* _Study material_
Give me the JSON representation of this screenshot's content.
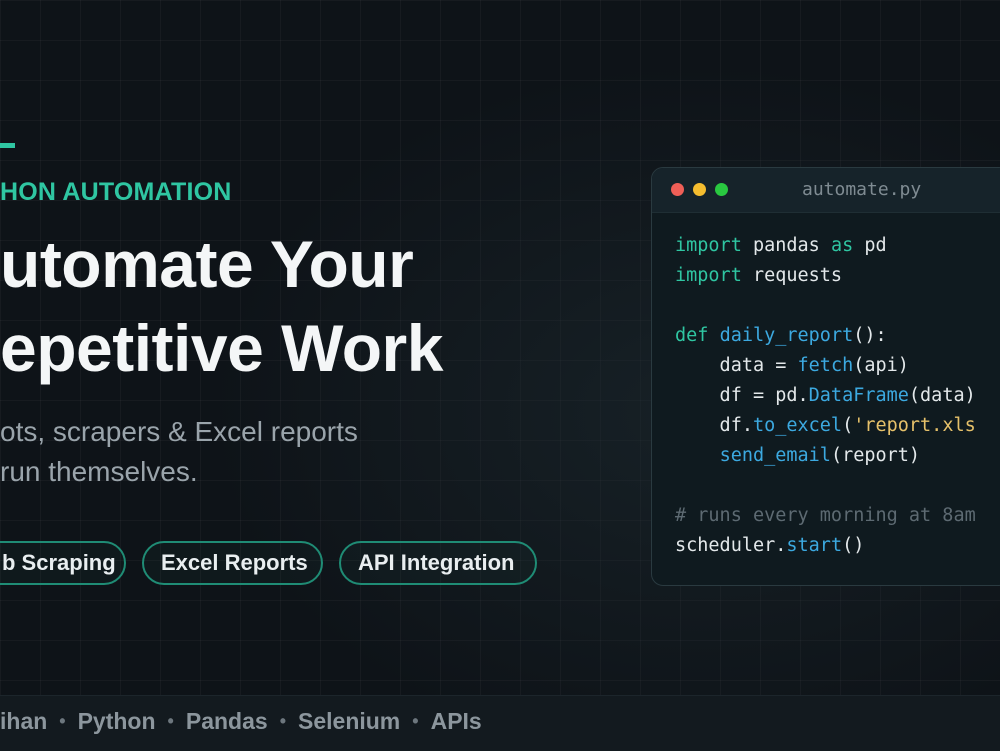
{
  "hero": {
    "eyebrow": "HON AUTOMATION",
    "headline_line1": "utomate Your",
    "headline_line2": "epetitive Work",
    "subtitle_line1": "ots, scrapers & Excel reports",
    "subtitle_line2": "run themselves."
  },
  "tags": [
    {
      "label": "b Scraping"
    },
    {
      "label": "Excel Reports"
    },
    {
      "label": "API Integration"
    }
  ],
  "footer": {
    "items": [
      "ihan",
      "Python",
      "Pandas",
      "Selenium",
      "APIs"
    ],
    "separator": "•"
  },
  "code_window": {
    "filename": "automate.py",
    "lines": [
      {
        "parts": [
          {
            "t": "kw",
            "v": "import"
          },
          {
            "t": "",
            "v": " pandas "
          },
          {
            "t": "kw",
            "v": "as"
          },
          {
            "t": "",
            "v": " pd"
          }
        ]
      },
      {
        "parts": [
          {
            "t": "kw",
            "v": "import"
          },
          {
            "t": "",
            "v": " requests"
          }
        ]
      },
      {
        "parts": []
      },
      {
        "parts": [
          {
            "t": "kw",
            "v": "def"
          },
          {
            "t": "",
            "v": " "
          },
          {
            "t": "fn",
            "v": "daily_report"
          },
          {
            "t": "",
            "v": "():"
          }
        ]
      },
      {
        "parts": [
          {
            "t": "",
            "v": "    data = "
          },
          {
            "t": "fn",
            "v": "fetch"
          },
          {
            "t": "",
            "v": "(api)"
          }
        ]
      },
      {
        "parts": [
          {
            "t": "",
            "v": "    df = pd."
          },
          {
            "t": "fn",
            "v": "DataFrame"
          },
          {
            "t": "",
            "v": "(data)"
          }
        ]
      },
      {
        "parts": [
          {
            "t": "",
            "v": "    df."
          },
          {
            "t": "fn",
            "v": "to_excel"
          },
          {
            "t": "",
            "v": "("
          },
          {
            "t": "str",
            "v": "'report.xls"
          }
        ]
      },
      {
        "parts": [
          {
            "t": "",
            "v": "    "
          },
          {
            "t": "fn",
            "v": "send_email"
          },
          {
            "t": "",
            "v": "(report)"
          }
        ]
      },
      {
        "parts": []
      },
      {
        "parts": [
          {
            "t": "cm",
            "v": "# runs every morning at 8am"
          }
        ]
      },
      {
        "parts": [
          {
            "t": "",
            "v": "scheduler."
          },
          {
            "t": "fn",
            "v": "start"
          },
          {
            "t": "",
            "v": "()"
          }
        ]
      }
    ]
  },
  "colors": {
    "accent": "#2fc6a2",
    "background": "#0e1318",
    "keyword": "#2fc6a2",
    "function": "#3ca9e0",
    "string": "#e6c16a",
    "comment": "#5d6a72"
  }
}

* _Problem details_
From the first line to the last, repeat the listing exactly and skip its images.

* _Task solution_
Give me the JSON representation of this screenshot's content.
{
  "hero": {
    "eyebrow": "HON AUTOMATION",
    "headline_line1": "utomate Your",
    "headline_line2": "epetitive Work",
    "subtitle_line1": "ots, scrapers & Excel reports",
    "subtitle_line2": "run themselves."
  },
  "tags": [
    {
      "label": "b Scraping"
    },
    {
      "label": "Excel Reports"
    },
    {
      "label": "API Integration"
    }
  ],
  "footer": {
    "items": [
      "ihan",
      "Python",
      "Pandas",
      "Selenium",
      "APIs"
    ],
    "separator": "•"
  },
  "code_window": {
    "filename": "automate.py",
    "lines": [
      {
        "parts": [
          {
            "t": "kw",
            "v": "import"
          },
          {
            "t": "",
            "v": " pandas "
          },
          {
            "t": "kw",
            "v": "as"
          },
          {
            "t": "",
            "v": " pd"
          }
        ]
      },
      {
        "parts": [
          {
            "t": "kw",
            "v": "import"
          },
          {
            "t": "",
            "v": " requests"
          }
        ]
      },
      {
        "parts": []
      },
      {
        "parts": [
          {
            "t": "kw",
            "v": "def"
          },
          {
            "t": "",
            "v": " "
          },
          {
            "t": "fn",
            "v": "daily_report"
          },
          {
            "t": "",
            "v": "():"
          }
        ]
      },
      {
        "parts": [
          {
            "t": "",
            "v": "    data = "
          },
          {
            "t": "fn",
            "v": "fetch"
          },
          {
            "t": "",
            "v": "(api)"
          }
        ]
      },
      {
        "parts": [
          {
            "t": "",
            "v": "    df = pd."
          },
          {
            "t": "fn",
            "v": "DataFrame"
          },
          {
            "t": "",
            "v": "(data)"
          }
        ]
      },
      {
        "parts": [
          {
            "t": "",
            "v": "    df."
          },
          {
            "t": "fn",
            "v": "to_excel"
          },
          {
            "t": "",
            "v": "("
          },
          {
            "t": "str",
            "v": "'report.xls"
          }
        ]
      },
      {
        "parts": [
          {
            "t": "",
            "v": "    "
          },
          {
            "t": "fn",
            "v": "send_email"
          },
          {
            "t": "",
            "v": "(report)"
          }
        ]
      },
      {
        "parts": []
      },
      {
        "parts": [
          {
            "t": "cm",
            "v": "# runs every morning at 8am"
          }
        ]
      },
      {
        "parts": [
          {
            "t": "",
            "v": "scheduler."
          },
          {
            "t": "fn",
            "v": "start"
          },
          {
            "t": "",
            "v": "()"
          }
        ]
      }
    ]
  },
  "colors": {
    "accent": "#2fc6a2",
    "background": "#0e1318",
    "keyword": "#2fc6a2",
    "function": "#3ca9e0",
    "string": "#e6c16a",
    "comment": "#5d6a72"
  }
}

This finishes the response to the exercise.